Assignment:
Please filter the entries for the word "icon" and copy every line that has it.

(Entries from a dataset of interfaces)
--------
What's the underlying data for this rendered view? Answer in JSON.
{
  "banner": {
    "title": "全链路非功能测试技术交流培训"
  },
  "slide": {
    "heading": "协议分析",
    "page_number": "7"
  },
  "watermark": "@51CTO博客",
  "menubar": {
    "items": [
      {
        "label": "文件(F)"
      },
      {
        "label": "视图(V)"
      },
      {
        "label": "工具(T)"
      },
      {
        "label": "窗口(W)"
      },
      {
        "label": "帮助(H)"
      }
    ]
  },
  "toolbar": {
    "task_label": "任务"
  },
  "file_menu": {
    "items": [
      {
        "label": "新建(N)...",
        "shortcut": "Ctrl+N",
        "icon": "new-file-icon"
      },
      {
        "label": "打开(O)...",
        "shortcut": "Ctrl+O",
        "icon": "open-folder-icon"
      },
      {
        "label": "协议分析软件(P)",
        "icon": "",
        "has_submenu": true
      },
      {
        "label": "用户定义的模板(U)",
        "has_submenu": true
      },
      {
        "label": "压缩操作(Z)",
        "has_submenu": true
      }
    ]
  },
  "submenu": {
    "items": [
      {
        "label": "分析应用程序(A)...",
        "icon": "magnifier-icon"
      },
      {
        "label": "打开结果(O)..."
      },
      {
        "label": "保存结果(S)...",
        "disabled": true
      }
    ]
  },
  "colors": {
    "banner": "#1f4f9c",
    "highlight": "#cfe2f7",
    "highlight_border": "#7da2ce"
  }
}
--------
Exercise response:
        "icon": "new-file-icon"
        "icon": "open-folder-icon"
        "icon": "",
        "icon": "magnifier-icon"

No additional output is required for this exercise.